The feature that makes the building possible to modify is the block system, that allows the gigantic structure, weighing 15,000 tons and 41 m high, to move a distance of 70 m horizontally, taking with it approx. 9,000 seats and numerous facilities, including toilets. The block system provides the designers with a great variety of layout options with space and seating. The central space is suitable for concerts or trade shows, The installation of artificial turf over the field makes the Saitama Super Arena the first sports venue in Japan equipped especially for American Football. The Arena is the ideal venue for indoor sports such as basketball, tennis, gymnastics, and boxing. In addition it is ideal for a variety of musical events with perfect acoustics. Finally, there is a common space, an area with natural light from outside that provides an open space for various events, from festivals to flea markets. For every event the Saitama Super Arena provides the ideal layout and its design allows it to host simultaneous events.

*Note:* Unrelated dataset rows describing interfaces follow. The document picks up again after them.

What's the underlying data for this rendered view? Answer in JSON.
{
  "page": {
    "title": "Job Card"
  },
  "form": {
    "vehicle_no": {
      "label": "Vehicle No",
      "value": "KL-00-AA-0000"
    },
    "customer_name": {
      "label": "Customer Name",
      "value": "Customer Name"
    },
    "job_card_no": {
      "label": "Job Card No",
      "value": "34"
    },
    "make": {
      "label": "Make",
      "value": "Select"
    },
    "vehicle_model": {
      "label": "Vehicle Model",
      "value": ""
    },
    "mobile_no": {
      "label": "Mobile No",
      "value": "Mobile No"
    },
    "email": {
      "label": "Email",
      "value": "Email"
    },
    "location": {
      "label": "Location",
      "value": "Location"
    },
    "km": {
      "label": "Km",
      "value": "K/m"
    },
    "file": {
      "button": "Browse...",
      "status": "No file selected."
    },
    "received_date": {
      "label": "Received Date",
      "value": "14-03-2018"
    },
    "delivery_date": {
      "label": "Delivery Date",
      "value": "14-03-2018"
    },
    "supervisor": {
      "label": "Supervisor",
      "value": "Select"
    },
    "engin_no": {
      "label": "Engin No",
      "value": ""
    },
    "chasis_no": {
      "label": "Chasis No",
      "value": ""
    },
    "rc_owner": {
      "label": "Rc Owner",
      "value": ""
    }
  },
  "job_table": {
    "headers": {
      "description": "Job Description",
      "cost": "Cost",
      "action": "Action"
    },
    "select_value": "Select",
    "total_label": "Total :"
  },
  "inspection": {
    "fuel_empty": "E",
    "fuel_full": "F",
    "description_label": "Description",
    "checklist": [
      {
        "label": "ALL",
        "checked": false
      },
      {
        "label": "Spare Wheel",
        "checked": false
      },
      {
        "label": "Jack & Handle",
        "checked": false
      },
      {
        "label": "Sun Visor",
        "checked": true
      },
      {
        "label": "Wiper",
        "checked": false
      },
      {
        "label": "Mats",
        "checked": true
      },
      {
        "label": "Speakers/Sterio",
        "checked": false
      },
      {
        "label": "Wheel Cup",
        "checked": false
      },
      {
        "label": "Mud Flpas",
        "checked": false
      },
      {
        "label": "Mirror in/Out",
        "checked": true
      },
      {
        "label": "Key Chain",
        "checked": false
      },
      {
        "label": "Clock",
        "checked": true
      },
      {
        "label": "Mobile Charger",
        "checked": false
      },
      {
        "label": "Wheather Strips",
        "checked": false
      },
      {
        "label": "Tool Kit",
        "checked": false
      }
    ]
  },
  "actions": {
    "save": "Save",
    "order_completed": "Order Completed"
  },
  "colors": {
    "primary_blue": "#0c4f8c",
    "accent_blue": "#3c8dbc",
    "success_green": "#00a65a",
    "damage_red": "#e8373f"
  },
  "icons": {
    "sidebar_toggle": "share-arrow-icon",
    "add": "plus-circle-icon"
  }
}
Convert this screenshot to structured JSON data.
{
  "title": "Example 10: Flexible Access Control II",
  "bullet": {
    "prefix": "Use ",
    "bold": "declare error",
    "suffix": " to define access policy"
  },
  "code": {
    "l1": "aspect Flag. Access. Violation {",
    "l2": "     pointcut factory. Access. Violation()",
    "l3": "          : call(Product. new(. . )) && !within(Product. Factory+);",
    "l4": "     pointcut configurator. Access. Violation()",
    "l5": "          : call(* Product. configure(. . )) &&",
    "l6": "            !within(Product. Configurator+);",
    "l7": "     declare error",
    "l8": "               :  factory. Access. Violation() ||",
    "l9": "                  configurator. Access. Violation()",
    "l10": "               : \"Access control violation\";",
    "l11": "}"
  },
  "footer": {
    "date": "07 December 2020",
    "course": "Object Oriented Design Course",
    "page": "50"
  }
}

The Saitama Super Arena in 2006 housed the semi-finals and finals of the FIBA Basketball World Championship, the most prestigious FIBA event held in Japan that year. To equip the arena with the best flooring for such an important event, the organizers of the world championship referred to Mondo. In addition to installing a Fast Break System 2 Wood flooring, an approved removable wooden sports flooring of modular tiles, designed specifically for high-level competitions, Mondo also supplied the electronic scoreboards Pegasus and the four faces & four luminous board frames. The World Championship was won by Spain who won all nine matches, including the final match against Greece. The Bronze medal went to the United States.